Spencer W. Kimball3.JPGI was reflecting on Spencer W. Kimball.  While I was tempted to start my new series on learning from prophets with Balaam, I decided to start with President Kimball.

I first remember seeing him live when I was seventeen and a freshman at BYU (I actually saw him when I was much younger, but don’t remember that at all).

He spoke on how blind obedience to authority would lead you straight to hell. That talk really influenced me.

Then I read his (in)famous book (The Miracle of Forgiveness). My take away was not that you need to repent of everything, even breathing, but that God would forgive everything. The other takeaway I got was that it was more important to live like Christ than to become rich. That there were things much more important than money.  The biggest problem the book has is (a) it is long and (b) the real message is in the second half.  He and his family members talked about how it later regretted the way the first half of the book did not help people and was too stern.

That segues into what his son, Edward Kimball had to say, both in his commitment to social justice (Edward’s) and about how his Image resultfather regretting the harshness in his tone in writing and in speaking when he was trying to encourage people to do better.

Later, talking with my dad about Kimball’s visit to Newfoundland (which I expect was accidental), and his visiting with people at our branch there, brought up about how Kimball emphasized that the Church was for us, not us for the church (kind of like the Sabbath was made for man, not man for the Sabbath).

The core of what he was teaching was in visits with several part member families about how they should focus on love and support of each other in their families over focusing on the church and trying to convert or activate spouses. He told them that the value the church had was as a support for marriages and in healing each other.

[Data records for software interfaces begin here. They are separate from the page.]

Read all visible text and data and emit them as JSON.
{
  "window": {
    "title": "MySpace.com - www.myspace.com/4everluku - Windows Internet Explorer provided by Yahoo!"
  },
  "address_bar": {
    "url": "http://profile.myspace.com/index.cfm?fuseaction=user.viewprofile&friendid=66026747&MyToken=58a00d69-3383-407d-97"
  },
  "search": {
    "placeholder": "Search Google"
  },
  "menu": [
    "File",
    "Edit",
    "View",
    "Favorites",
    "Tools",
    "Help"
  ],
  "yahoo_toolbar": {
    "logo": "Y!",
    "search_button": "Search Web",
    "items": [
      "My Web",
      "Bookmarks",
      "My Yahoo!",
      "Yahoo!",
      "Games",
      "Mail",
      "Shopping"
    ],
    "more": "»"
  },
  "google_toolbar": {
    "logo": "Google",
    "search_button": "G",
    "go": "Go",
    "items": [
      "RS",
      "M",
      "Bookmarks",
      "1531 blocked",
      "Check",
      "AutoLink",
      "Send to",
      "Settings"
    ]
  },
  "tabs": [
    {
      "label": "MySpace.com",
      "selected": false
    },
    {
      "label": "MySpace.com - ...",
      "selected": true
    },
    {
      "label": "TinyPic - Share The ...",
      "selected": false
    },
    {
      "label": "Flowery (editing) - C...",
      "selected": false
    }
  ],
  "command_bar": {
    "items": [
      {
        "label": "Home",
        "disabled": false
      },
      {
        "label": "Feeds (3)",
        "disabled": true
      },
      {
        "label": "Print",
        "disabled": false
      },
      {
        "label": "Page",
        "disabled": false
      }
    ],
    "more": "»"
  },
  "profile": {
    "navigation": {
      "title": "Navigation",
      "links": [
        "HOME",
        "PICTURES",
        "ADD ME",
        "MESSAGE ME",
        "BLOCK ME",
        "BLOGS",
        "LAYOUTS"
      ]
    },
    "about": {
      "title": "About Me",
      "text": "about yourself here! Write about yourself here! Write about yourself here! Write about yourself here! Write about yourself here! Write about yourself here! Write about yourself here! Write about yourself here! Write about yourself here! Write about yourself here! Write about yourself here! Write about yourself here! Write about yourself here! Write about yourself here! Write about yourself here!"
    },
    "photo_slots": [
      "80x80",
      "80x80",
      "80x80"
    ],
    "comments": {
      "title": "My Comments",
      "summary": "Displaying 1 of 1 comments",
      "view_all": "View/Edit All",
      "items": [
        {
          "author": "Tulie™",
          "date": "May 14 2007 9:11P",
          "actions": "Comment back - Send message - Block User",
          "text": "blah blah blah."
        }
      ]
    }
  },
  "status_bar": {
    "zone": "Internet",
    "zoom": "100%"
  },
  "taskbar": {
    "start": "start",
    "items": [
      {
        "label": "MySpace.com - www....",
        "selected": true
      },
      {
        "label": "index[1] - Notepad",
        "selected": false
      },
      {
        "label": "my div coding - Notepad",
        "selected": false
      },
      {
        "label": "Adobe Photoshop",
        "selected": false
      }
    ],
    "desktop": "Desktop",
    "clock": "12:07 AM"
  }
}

Some think of happiness as a glamorous life of ease, luxury, and constant thrills; but true marriage is based on a happiness which is more than that, one which comes from giving, serving, sharing, sacrificing, and selflessness.

While marriage is difficult, and discordant and frustrated marriages are common, yet real, lasting happiness is possible, and marriage can be, more an exultant ecstasy than the human mind can conceive. This is within the reach of every couple, every person.

Third, there must be continued courting and expressions of affection, kindness, and consideration to keep love alive and growing.

Love is like a flower, and, like the body, it needs constant feeding. The mortal body would soon be emaciated and die if there were not frequent feedings. The tender flower would wither and die without food and water. And so love, also, cannot be expected to last forever unless it is continually fed with portions of love, the manifestation of esteem and admiration, the expressions of gratitude, and the consideration of unselfishness.

[Quotes by Spencer W. Kimball on marriage]


Image result for SPENCER W. KIMBALL love over allMy father’s memory of Spencer W. Kimball’s teaching mirrored something I had been inspired to tell someone on my mission who was looking for advice on how to convert their husband.  I told them to focus on loving him instead.  It turned their lives around and gave them a time of joy before he discovered he was dying of cancer.

[I’m not claiming this as a general rule, just as what was appropriate for four individual circumstances.  I do think that a huge problem we have is extrapolating general rules from individual circumstances].

I know that most people think of his legacy being the end of the priesthood ban. Others just hate him.

But I was just reflecting on the lessons he taught that have affected my life.

Did any of those lessons affect yours?

What do you remember about Spencer W. Kimball?

What do you think about love?  Do you agree with Kimball that we should love people, not things, and use things, not people?